Another way August 15, 2012 changed me was that it made me acutely aware of where sin leads. Proverbs 24:1–2 says, “Be not envious of evil men, nor desire to be with them, for their hearts devise violence, and their lips talk of trouble” (ESV). Evil talk is never as far removed from violent acts as we might think. To be clear, the overwhelming majority of those who share Floyd Corkins’s worldview do not engage in violent acts like he did, and I’m thankful for that. But sin isn’t something in which a person can merely dip his or her toe. Sin is a quagmire, and once God’s limits are cast off, the only boundaries that remain are lesser. All bets are off.
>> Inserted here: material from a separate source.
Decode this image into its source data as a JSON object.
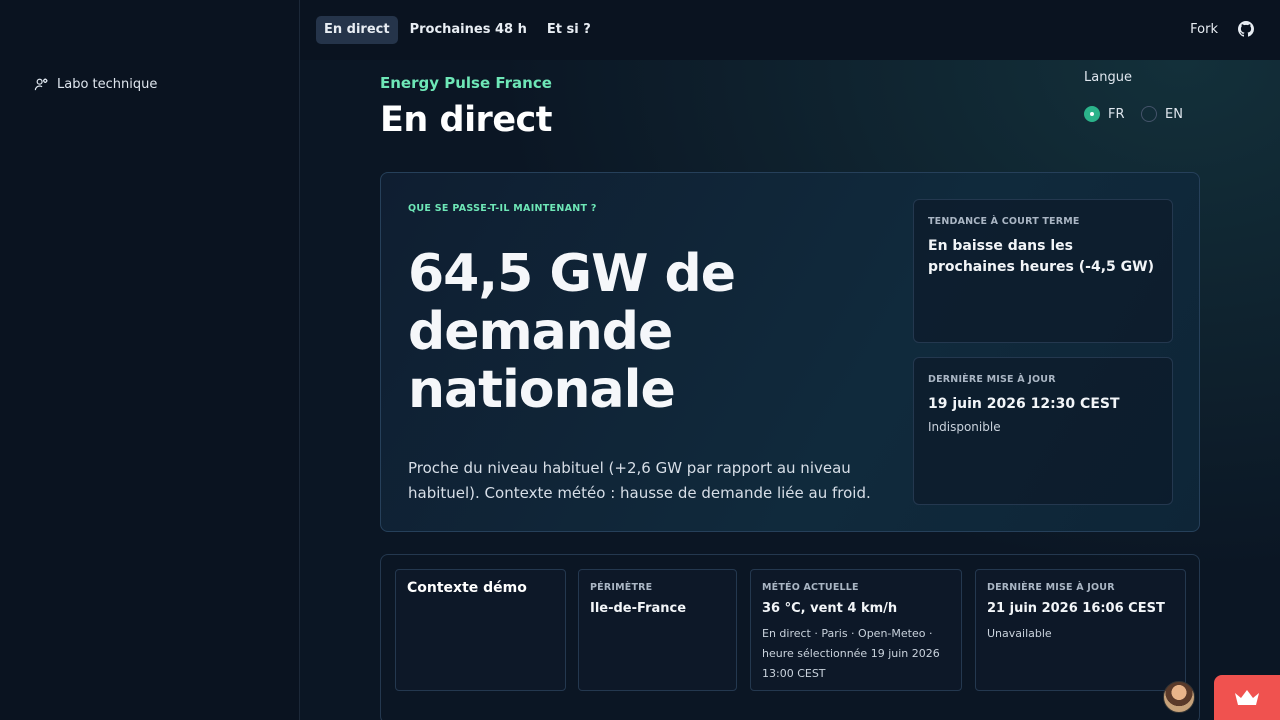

The 2012 FRC attack made abundantly clear what is at stake for those who hold — and work to promote — a biblical worldview. This kind of clarity can be suffocating if not balanced with the hope that there is indeed a deliverer. Salvation from a terrorist is welcome and needed — it helps us live to fight for others. My friend Leo Johnson took the pent-up wrath and rage of Floyd Corkins and, by God’s grace, overcame him. But we all need a greater salvation from the terror of sin that haunts our own hearts, and only a Christ risen from the dead can overcome that kind of terror. May we overcome evil by his strength.
Jared Bridges is editor-in-chief of The Washington Stand.